Lawyers for Amber and Elliott Ash, of the Cleveland suburb of Bay Village, and an unidentified Pennsylvania couple have sued University Hospitals after its fertility clinic in suburban Cleveland discovered a storage tank malfunction March 4 and said last week that as many as 2,000 frozen eggs and embryos may have been damaged.
The lawsuits come as a San Francisco fertility clinic said thousands of frozen eggs and embryos may have been damaged in a liquid nitrogen failure in a storage tank on the same day.
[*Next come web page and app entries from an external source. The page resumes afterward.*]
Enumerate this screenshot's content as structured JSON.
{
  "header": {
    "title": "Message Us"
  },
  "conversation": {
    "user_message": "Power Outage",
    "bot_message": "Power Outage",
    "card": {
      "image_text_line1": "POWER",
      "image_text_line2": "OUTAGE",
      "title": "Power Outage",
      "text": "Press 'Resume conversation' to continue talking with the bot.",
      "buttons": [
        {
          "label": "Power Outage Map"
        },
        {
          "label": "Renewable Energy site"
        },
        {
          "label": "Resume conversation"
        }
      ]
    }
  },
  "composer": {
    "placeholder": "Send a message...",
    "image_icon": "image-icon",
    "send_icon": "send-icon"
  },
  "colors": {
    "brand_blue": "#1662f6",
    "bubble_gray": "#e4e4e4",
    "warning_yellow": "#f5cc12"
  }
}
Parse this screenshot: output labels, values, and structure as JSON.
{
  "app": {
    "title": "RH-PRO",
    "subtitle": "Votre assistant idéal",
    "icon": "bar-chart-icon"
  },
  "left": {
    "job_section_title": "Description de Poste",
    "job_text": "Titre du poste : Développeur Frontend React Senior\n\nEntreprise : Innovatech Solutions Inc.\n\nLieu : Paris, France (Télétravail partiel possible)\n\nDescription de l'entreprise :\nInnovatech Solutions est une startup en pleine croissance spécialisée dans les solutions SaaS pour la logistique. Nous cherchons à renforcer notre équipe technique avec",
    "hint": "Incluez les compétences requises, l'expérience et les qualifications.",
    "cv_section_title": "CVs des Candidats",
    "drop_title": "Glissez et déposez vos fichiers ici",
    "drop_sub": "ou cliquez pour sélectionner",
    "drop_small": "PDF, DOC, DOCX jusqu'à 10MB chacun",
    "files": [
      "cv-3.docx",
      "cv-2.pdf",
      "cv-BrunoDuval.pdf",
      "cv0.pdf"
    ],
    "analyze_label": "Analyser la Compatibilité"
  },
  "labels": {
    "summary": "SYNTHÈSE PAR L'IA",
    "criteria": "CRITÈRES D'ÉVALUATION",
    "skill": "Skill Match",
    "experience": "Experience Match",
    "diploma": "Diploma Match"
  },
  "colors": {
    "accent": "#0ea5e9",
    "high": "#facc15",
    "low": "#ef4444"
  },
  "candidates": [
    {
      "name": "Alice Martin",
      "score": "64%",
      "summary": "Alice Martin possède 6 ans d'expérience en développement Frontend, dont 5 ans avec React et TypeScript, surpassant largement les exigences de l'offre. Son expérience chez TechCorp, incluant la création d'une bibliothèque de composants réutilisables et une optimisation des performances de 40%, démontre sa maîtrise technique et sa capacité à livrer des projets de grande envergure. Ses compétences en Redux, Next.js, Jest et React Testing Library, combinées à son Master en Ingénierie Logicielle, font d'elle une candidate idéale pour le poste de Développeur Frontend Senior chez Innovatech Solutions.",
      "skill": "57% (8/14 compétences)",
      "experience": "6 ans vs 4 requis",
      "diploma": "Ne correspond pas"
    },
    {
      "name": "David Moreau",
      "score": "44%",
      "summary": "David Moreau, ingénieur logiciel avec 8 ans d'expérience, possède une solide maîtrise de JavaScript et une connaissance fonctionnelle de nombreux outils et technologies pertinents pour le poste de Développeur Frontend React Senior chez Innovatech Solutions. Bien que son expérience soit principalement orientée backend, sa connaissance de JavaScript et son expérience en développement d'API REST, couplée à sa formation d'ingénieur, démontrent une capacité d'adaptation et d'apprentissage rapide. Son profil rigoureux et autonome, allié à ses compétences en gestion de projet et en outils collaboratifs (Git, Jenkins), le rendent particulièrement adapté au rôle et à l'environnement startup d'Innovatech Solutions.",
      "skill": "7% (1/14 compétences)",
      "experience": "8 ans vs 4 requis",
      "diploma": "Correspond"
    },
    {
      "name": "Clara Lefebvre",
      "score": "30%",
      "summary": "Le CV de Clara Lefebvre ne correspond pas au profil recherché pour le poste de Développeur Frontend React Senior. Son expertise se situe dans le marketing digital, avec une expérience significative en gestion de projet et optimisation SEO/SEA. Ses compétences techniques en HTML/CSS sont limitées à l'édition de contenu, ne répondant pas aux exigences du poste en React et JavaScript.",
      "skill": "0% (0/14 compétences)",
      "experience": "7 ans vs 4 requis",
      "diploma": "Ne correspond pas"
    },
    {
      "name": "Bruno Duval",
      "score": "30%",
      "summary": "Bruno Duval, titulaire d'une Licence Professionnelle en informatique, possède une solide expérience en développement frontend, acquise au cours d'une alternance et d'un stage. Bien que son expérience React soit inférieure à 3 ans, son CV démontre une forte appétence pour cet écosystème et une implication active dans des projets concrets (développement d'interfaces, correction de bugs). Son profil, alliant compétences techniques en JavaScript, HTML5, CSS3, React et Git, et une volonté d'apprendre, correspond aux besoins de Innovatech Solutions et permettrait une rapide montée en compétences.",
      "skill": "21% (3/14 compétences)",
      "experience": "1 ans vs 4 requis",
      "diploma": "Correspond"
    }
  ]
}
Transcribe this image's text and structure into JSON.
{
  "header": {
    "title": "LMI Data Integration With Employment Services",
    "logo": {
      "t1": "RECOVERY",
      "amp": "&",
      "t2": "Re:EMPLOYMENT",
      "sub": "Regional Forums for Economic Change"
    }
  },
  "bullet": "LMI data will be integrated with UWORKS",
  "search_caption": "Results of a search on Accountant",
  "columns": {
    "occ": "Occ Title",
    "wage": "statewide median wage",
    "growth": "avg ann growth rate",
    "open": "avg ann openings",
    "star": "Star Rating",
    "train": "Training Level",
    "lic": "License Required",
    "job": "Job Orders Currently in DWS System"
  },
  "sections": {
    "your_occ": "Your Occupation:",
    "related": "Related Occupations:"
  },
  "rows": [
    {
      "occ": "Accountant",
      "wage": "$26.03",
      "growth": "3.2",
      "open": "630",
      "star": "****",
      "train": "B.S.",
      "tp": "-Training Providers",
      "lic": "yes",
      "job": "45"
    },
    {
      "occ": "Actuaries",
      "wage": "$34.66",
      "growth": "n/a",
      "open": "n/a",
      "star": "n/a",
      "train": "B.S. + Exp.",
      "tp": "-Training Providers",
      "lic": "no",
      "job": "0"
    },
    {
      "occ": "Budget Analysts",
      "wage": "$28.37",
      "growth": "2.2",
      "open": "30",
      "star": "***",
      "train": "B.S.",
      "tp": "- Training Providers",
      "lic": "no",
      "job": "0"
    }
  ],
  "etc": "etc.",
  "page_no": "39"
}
Lawyers for the couples who went to the Ohio clinic are seeking class action status, which would require approval from a judge. The Ashes said they stored two embryos at a University Hospitals fertility clinic in suburban Cleveland after Elliott's cancer diagnosis in 2003. They said they were told over the weekend that their embryos are no longer viable.
"It's heartbreaking, just heartbreaking," Amber Ash told WEWS-TV. "The medical community calls it tissue. I like to think of it as my children."
The couple has a 2-year-old son conceived through in-vitro fertilization and hoped to bring him a genetic sibling.
"With this lawsuit, we will get answers and stop this from happening again," said Mark DiCello, an attorney for the Ashes.
The Pennsylvania couple was beginning to set up a time last week for transferring a frozen embryo to the woman's womb when they later were told something went wrong, attorneys said. They had spent eight years trying to become parents and were devastated, attorney Lydia Floyd said.
University Hospitals officials said that that they are determined to help the patients who lost eggs and embryos, and that the lawsuit will not affect an independent review.
Dr. Carl Herbert, president of the Pacific Fertility Clinic in San Francisco, told ABC News in an interview released Monday that a senior embryologist noticed the nitrogen level in one tank was very low during a routine check of the tanks March 4.
That embryologist, Herbert said, "immediately rectified" the problem by refilling the tank. The embryos, he said, were later transferred to a new tank.
The clinic is sending letters to about 500 patients "that may have been involved in this tank," Herbert said. It has put in place more failsafe measures to prevent a repeat.
Dr. Kevin Doody, lab director at the Center for Assisted Reproduction in Texas and past president of the Society for Assisted Reproductive Technology, told The Associated Press that the nearly simultaneous storage failures are "beyond stunning" but appear to be "just a bad, bad, bad coincidence."
"It's two black swan events happening in the same day," he said. "One of them causes the beehive to buzz. Two? We're all in shock,"
Nobody knows so far of any connection between the two failures, he said.
The industry in the long run will end up being safer because there will be investigations and other facilities will examine their own backup measures and alarm systems, he said.
AP Medical Writer Carla K. Johnson in Seattle contributed to this report.
he said. "Then it's hard to put a monetary value on it because it's so high."